    Update 02/21/2019: The active weather pattern continues to suppress the odds for the development of inversions--especially long-lived events that accrue high levels of pollution. However, with snow on the ground of many low-lying areas across the state, all that is needed is the return of high pressure for an extended period. Thankfully, that scenario is not forecast to occur in the next month but is still in the cold-season cards should the jet stream shift. That said, we find ourselves at the back-end of the inversion season as we wrap up February meaning each day without high pressure in our forecast is one more day closer to not needing to worry about a late-season event unfolding. So far, this year has been mostly mild and inversion-free. Despite the plethora of snow coverage, the necessary long-lived high pressure remained elusive across the region. Great news for our lungs!

    This product is being developed by researchers at the Utah Climate Center. Using output from the National Center for Environmental Prediction’s (NCEP) Climate Forecast System (CFSv2), this technique projects surface inversion probability for persistent inversion events—defined as events lasting longer than 4 days—with a demonstrated “skill” over a span of ~ 30 days. A surface inversion probability of 35% or greater suggests a statistically significant likelihood of an extended event. It should also be noted that inversion forecasts, in and of themselves, are not air quality projections.
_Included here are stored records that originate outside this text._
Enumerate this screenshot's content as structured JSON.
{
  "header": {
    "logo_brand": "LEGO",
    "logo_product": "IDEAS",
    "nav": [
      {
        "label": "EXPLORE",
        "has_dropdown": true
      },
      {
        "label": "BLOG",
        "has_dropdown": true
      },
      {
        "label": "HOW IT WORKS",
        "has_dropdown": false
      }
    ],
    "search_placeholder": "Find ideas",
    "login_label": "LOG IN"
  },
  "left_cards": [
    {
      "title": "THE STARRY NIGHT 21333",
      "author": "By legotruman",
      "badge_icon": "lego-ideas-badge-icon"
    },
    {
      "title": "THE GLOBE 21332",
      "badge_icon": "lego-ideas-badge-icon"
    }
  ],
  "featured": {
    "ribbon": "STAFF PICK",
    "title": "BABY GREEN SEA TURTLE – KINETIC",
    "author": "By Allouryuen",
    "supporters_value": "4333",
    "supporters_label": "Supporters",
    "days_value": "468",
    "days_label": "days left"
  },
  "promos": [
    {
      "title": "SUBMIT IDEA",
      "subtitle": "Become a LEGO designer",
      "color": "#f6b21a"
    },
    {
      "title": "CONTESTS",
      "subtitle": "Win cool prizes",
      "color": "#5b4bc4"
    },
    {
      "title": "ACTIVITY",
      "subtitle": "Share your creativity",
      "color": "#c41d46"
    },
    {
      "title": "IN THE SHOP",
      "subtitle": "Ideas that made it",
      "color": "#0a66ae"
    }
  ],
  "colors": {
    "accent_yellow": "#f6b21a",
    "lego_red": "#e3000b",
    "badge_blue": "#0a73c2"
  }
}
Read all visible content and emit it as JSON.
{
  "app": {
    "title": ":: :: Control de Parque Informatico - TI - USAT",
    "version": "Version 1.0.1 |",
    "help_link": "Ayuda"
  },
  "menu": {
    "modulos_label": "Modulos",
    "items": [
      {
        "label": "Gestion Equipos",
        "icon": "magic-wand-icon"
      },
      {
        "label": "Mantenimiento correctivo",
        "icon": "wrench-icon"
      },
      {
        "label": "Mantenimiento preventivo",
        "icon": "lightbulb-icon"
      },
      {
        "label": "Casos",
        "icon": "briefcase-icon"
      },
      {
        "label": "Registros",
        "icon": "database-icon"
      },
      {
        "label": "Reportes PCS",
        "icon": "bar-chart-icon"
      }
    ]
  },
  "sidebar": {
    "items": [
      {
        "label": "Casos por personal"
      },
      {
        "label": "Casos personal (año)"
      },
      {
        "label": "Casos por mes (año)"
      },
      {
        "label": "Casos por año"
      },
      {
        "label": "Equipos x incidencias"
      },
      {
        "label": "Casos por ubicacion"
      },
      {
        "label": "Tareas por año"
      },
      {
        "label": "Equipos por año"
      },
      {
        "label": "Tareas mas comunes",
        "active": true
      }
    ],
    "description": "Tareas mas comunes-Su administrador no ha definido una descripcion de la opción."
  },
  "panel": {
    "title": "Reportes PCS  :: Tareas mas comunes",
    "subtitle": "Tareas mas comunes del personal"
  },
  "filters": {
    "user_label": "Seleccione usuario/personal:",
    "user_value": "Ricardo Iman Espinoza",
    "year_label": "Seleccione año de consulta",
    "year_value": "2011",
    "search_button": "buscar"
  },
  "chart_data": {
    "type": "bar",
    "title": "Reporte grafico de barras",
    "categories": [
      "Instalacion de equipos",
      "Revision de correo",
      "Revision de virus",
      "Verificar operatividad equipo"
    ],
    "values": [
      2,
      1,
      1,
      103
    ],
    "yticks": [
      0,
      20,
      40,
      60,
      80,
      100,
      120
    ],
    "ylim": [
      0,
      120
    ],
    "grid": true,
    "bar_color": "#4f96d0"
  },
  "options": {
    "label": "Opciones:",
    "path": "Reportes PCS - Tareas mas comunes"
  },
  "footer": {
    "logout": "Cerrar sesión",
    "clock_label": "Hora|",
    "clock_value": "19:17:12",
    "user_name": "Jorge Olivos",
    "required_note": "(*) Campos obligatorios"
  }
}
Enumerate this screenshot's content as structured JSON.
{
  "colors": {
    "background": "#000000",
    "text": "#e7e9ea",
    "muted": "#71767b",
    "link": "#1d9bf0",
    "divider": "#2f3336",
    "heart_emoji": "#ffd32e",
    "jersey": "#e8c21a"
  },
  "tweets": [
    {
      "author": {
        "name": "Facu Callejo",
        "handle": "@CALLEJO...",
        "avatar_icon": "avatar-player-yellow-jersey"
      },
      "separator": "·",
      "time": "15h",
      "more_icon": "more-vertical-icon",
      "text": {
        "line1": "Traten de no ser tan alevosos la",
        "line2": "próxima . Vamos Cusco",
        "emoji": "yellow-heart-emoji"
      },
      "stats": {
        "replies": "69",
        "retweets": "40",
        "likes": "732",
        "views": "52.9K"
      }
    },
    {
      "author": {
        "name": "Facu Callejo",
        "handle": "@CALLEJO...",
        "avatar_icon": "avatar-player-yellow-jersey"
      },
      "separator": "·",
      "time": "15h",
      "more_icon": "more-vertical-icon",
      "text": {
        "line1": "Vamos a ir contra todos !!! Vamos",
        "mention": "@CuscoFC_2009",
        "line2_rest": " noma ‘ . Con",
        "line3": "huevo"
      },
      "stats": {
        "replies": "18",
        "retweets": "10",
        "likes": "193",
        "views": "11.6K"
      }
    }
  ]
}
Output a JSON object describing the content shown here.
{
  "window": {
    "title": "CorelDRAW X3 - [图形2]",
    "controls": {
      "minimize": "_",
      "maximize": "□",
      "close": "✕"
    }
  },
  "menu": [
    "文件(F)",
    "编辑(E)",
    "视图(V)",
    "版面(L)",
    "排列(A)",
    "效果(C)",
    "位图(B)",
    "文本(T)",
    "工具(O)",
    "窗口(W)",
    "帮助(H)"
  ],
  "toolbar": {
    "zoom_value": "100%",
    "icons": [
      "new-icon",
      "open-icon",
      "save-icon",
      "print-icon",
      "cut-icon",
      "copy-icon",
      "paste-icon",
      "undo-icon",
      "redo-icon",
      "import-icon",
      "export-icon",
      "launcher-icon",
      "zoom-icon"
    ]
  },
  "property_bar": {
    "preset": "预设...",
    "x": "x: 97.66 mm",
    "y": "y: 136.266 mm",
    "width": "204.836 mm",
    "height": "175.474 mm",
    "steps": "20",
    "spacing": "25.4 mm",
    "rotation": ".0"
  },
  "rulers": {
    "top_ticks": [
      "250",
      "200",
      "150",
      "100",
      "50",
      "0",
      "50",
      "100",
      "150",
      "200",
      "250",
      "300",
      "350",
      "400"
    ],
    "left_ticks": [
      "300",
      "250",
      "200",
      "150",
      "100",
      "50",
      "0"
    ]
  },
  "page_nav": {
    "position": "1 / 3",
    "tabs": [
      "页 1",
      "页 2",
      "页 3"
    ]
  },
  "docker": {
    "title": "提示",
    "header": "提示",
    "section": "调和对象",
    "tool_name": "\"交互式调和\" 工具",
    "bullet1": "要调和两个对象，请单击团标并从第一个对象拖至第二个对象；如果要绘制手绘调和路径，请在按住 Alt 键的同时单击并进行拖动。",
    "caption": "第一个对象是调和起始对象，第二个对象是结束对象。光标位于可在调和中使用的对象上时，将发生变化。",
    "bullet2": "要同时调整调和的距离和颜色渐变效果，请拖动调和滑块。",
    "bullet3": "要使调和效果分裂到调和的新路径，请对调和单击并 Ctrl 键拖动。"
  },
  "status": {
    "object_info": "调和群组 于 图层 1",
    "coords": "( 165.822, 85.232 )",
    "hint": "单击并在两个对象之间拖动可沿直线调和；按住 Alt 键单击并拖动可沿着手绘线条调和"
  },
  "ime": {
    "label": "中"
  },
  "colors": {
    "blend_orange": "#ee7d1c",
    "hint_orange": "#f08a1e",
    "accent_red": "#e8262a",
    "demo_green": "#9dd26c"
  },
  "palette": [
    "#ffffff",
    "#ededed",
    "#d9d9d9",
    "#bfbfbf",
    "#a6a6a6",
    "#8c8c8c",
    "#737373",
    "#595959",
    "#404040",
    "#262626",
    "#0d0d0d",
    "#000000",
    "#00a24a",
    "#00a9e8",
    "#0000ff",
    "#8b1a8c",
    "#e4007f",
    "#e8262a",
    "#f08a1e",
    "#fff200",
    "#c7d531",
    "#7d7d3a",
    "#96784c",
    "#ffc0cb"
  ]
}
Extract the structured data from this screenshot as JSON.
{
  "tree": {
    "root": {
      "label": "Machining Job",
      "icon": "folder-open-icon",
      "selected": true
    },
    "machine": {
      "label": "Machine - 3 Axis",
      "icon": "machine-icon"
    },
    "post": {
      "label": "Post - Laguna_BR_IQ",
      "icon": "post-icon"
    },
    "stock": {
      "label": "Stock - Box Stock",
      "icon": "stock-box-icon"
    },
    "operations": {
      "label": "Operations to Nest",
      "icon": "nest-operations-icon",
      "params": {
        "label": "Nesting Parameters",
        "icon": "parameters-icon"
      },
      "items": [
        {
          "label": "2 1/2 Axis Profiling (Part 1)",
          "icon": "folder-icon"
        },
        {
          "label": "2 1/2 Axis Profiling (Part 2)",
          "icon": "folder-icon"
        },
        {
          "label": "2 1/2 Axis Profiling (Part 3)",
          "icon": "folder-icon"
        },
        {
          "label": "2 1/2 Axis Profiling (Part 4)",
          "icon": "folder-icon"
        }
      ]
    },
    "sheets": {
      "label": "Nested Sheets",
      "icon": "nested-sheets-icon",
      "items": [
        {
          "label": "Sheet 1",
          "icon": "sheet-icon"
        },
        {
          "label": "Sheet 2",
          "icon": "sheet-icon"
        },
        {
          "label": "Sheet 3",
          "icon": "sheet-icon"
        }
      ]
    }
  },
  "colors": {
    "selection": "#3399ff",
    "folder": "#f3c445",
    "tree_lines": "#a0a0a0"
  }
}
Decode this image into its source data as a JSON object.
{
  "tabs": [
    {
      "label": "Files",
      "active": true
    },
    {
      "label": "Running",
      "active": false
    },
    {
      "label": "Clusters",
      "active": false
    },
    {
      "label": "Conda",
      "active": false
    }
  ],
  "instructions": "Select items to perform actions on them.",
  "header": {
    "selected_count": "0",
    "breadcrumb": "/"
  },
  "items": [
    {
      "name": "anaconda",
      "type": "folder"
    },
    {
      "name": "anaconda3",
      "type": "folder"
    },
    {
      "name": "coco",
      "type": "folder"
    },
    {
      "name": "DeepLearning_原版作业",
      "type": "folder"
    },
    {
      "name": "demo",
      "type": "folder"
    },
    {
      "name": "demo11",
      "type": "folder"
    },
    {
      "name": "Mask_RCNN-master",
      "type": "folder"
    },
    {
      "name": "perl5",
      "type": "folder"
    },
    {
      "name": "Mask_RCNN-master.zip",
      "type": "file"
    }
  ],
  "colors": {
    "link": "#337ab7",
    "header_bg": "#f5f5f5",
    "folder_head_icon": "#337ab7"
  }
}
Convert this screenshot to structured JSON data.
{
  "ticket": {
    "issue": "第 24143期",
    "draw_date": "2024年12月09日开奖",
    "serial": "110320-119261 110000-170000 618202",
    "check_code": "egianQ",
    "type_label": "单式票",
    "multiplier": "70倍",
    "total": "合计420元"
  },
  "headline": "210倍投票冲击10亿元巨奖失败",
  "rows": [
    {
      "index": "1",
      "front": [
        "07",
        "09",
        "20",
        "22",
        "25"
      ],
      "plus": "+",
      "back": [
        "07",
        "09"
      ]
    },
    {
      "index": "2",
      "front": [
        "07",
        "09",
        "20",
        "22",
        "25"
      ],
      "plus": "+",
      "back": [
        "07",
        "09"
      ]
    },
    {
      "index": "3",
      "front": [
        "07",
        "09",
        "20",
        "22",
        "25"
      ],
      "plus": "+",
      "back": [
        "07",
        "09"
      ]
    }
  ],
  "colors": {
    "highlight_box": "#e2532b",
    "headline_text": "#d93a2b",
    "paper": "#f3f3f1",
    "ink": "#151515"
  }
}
The projection is valid for a radius of roughly 200 miles around Salt Lake City.

    Image Interpretation: The blue bar graph shows the calculated Surface Inversion Probabilities. Values above the horizontal yellow line (~35% on the right axis) have a statistical significance of manifesting as persistent (> 4 days) inversion events. The solid black line above the SIP chart shows the ensemble average of 200mb geopotential heights for the most recent 16 CFSv2 forecasts. The individual dotted lines are individual model runs. The vertical red and yellow lines identify the initialization (+0) and 30 day (+30) locations. SIP values lying within this 30 day window have a statistically significant confidence interval. Values before the initialization data are obtained from NCEP reanalysis data.

    For more information on the methodology and origins of this product, see the following publication here.